This would occur, he said, if the value of the assets that banks hold plunges sosteeply that they have to consume their own capital to patch up losses. Withthose funds used to plug holes, banks’ reserves drop further. To keepreserves in accordance with regulatory requirements, banks then have to reinin lending. What all of this means — or so the argument goes — is that lossesin subprime and elsewhere that are taken at banks ultimately boomerang back, in a highly multiplied and negative way, onto our economy.
As the narrator in the rock legend “Spill the Wine” says, “This really blew my mind.”So I started an e-mail correspondence with Dr. Hatzius, pointing out what I believed werea few flaws in his paper. Among them were
his hypothesis that home prices wouldfall an average of 15 percent nationwide (an event that has never happenedsince the Depression, although we surely could be headed in that direction),and that this would lead to a drastic increase in defaults and losses by lenders

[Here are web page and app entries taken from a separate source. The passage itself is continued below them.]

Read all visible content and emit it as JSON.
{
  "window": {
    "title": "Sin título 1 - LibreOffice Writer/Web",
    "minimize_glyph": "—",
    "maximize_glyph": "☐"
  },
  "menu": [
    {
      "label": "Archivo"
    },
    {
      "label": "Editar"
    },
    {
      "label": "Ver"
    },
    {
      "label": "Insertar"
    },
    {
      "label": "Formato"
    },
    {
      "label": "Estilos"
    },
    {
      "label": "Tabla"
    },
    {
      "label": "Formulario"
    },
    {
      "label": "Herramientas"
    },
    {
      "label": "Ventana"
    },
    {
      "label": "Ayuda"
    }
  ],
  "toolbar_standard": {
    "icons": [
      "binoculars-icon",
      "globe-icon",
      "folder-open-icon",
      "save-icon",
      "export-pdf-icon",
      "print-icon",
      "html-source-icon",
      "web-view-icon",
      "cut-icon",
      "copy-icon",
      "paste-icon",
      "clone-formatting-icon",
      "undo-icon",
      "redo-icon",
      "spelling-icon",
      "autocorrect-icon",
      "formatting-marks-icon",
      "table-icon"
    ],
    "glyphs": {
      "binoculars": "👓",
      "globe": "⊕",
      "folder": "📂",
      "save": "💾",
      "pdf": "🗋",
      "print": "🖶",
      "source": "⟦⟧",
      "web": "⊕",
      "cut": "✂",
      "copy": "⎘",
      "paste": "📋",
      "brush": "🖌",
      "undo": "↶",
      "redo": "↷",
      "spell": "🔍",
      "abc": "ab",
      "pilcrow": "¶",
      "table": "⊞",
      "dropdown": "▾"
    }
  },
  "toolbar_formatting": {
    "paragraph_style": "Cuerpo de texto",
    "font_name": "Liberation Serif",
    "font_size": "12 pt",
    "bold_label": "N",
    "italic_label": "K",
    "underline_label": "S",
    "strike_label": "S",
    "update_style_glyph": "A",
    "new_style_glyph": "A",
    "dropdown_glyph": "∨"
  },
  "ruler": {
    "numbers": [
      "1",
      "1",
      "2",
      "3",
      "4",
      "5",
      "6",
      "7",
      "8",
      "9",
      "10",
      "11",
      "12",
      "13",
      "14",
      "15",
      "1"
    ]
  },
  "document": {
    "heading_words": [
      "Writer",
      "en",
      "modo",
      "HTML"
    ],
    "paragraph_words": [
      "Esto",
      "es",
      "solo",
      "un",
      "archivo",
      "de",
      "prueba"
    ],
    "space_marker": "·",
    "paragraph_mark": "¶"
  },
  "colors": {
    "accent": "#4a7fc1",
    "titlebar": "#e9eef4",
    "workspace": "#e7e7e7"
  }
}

.This, as I see it, is a conclusion that is an estimation based upon a guess. I found especially puzzling
the omission of the highly likely truth that the Fed would step in toreplenish financial institutions’ liquidity if necessary. In a crisis like thatoutlined by the good Dr. Hatzius, the Fed — any postwar Fed except perhapsthat of a fool — would pump cash into the system to keep lending on track.
I mentioned this via e-mail to Dr. Hatzius. He generously agreed that there was someslight merit to my arguments and that he was merely pointing out tendencies andpossibilities (if I understand him correctly).BUT forecasting is tricky, and I have a hard time believing that financial events to come will be qualitatively different from those that have already happened.I do want to emphasize Dr. Hatzius’s gentlemanliness and intelligence. But I also want toemphasize that, as I see it, his document was mostly about selling fear. A spokesman for